The New Zealand (NZ) co-operative reported an 18% rise in year-on-year (y/y) net profits (NZ $346m) in the six months to January 31, due to higher volume sales and improved performance within its ingredients business, which turned over NZ $8bn.
Group turnover for H1 rose 7% to NZ $10bn due to commodity prices and higher volume sales (+5% y/y), driven by strong demand for branded consumer products and ingredients (the latter turned over NZ $8bn in H1, +10%).
Challenging retail environment
But within the firm’s consumer business in Australia and New Zealand, revenues fell 4% to $2bn year-on-year, while EBIT (earnings before interest and tax) fell 19% y/y, with Fonterra blaming a “challenging retail environment, and an ongoing pricing battle that has resulted in pressure on major suppliers margins”.

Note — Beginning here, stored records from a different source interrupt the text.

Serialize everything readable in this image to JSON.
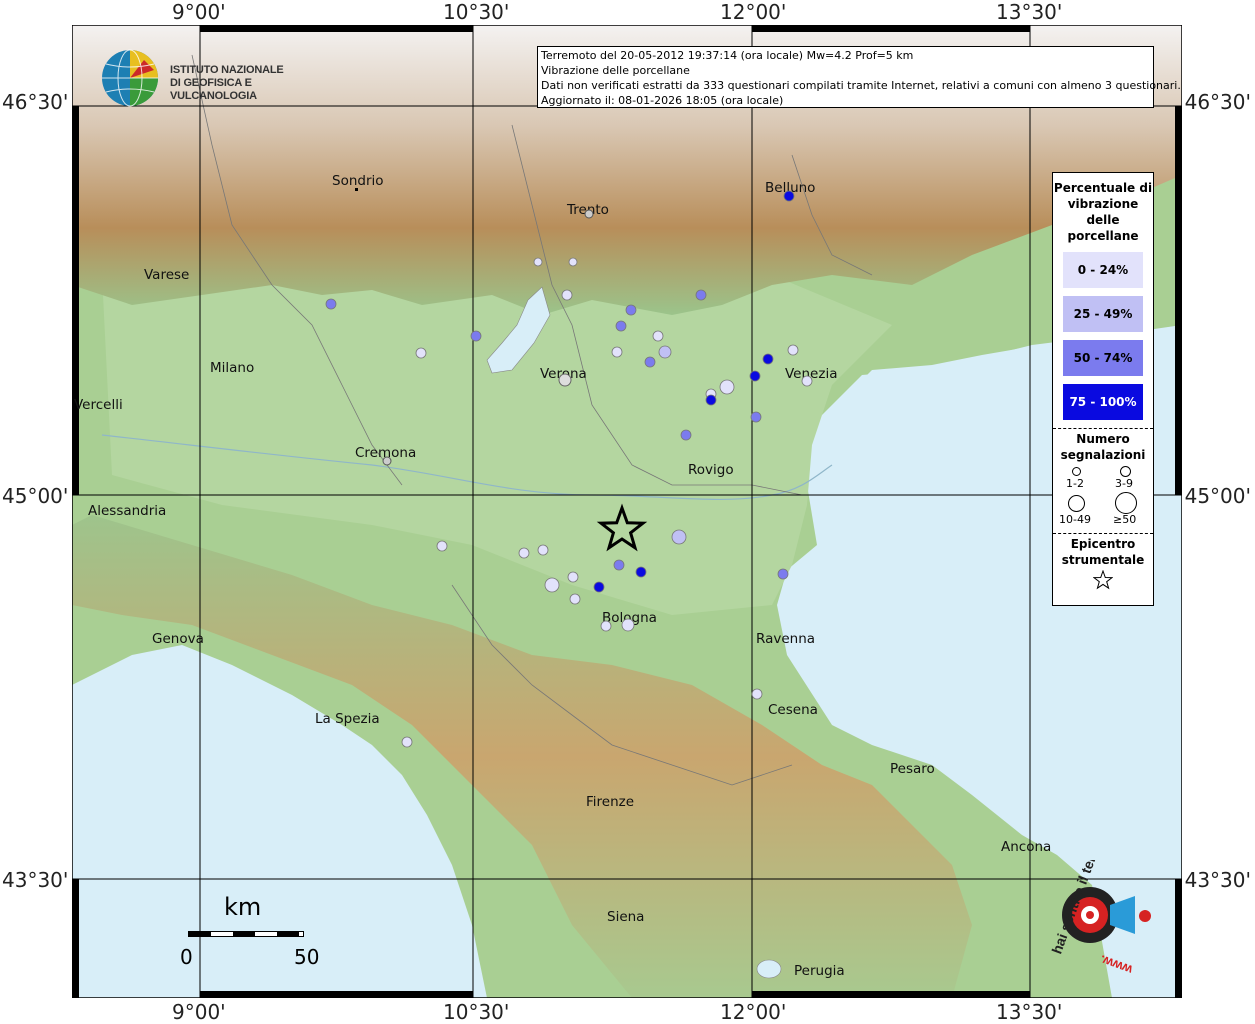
{
  "header": {
    "line1": "Terremoto del 20-05-2012 19:37:14 (ora locale) Mw=4.2 Prof=5 km",
    "line2": "Vibrazione delle porcellane",
    "line3": "Dati non verificati estratti da 333 questionari compilati tramite Internet, relativi a comuni con almeno 3 questionari.",
    "line4": "Aggiornato il: 08-01-2026 18:05 (ora locale)"
  },
  "logo": {
    "line1": "ISTITUTO NAZIONALE",
    "line2": "DI GEOFISICA E VULCANOLOGIA"
  },
  "axes": {
    "top": [
      "9°00'",
      "10°30'",
      "12°00'",
      "13°30'"
    ],
    "bottom": [
      "9°00'",
      "10°30'",
      "12°00'",
      "13°30'"
    ],
    "left": [
      "46°30'",
      "45°00'",
      "43°30'"
    ],
    "right": [
      "46°30'",
      "45°00'",
      "43°30'"
    ]
  },
  "legend": {
    "title": "Percentuale di vibrazione delle porcellane",
    "classes": [
      {
        "label": "0 - 24%",
        "color": "#e2e2fb"
      },
      {
        "label": "25 - 49%",
        "color": "#c0c0f4"
      },
      {
        "label": "50 - 74%",
        "color": "#7b7bee"
      },
      {
        "label": "75 - 100%",
        "color": "#0a0ae0"
      }
    ],
    "count_title": "Numero segnalazioni",
    "count_labels": [
      "1-2",
      "3-9",
      "10-49",
      "≥50"
    ],
    "epicenter_title": "Epicentro strumentale"
  },
  "scale": {
    "unit": "km",
    "min": "0",
    "max": "50"
  },
  "watermark": {
    "site": "hai sentito il terremoto.it",
    "url": "www."
  },
  "cities": [
    {
      "name": "Sondrio"
    },
    {
      "name": "Trento"
    },
    {
      "name": "Belluno"
    },
    {
      "name": "Varese"
    },
    {
      "name": "Milano"
    },
    {
      "name": "Verona"
    },
    {
      "name": "Venezia"
    },
    {
      "name": "Vercelli"
    },
    {
      "name": "Cremona"
    },
    {
      "name": "Rovigo"
    },
    {
      "name": "Alessandria"
    },
    {
      "name": "Bologna"
    },
    {
      "name": "Genova"
    },
    {
      "name": "Ravenna"
    },
    {
      "name": "La Spezia"
    },
    {
      "name": "Cesena"
    },
    {
      "name": "Pesaro"
    },
    {
      "name": "Firenze"
    },
    {
      "name": "Ancona"
    },
    {
      "name": "Siena"
    },
    {
      "name": "Perugia"
    }
  ],
  "observations": [
    {
      "name": "obs-1",
      "pct_class": 4,
      "count_class": 1
    },
    {
      "name": "obs-2",
      "pct_class": 2,
      "count_class": 1
    }
  ]
}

The performance of its wider consumer businesses was mixed, Fonterra said, since a strong New Zealand (NZ) dollar impacted its Asian/African, Middle Eastern and Latin American business.
Fonterra CEO Theo Spierings said Fonterra’s strategy refresh had set its course for the next decade, with strong consumer brand positions in selected markets a key focus.
“We have sharpened our focus and made choices around the geographies and product portfolios that will deliver the best growth opportunities,” Spierings said.
“Particularly those in the emerging markets of China, Asia and Latin America, where we can leverage our strengths from milk sourcing through to branded sales.”
Spierings said that Fonterra’s standard and premium ingredients business had seen higher sales volumes, and a 10% increase in average US dollar sales prices, leading to a normalised EBIT 44% up on H1 2011.
He said: “We are now seeing the benefits of our focus on managing volatility in the business, with more favourable contract agreements, a closer pricing alignment between our sales book and the spot market, and targeting sales of products that deliver greater value.”
Record export levels
Fonterra chairman Sir Henry van der Heyden said that good spring and early summer growing conditions in NZ has meant strong production growth and record milk volumes – up 10% on H1 2011 – as well as record production and export levels.
“International dairy prices softened after the highs of last year but remained relatively stable throughout the first half of the year," van der Heyden said.
"These prices were supported by strong demand for quality dairy ingredients in emerging markets across a number of Asian economies, as well as Brazil and China, offsetting economic uncertainty in Europe,” he added.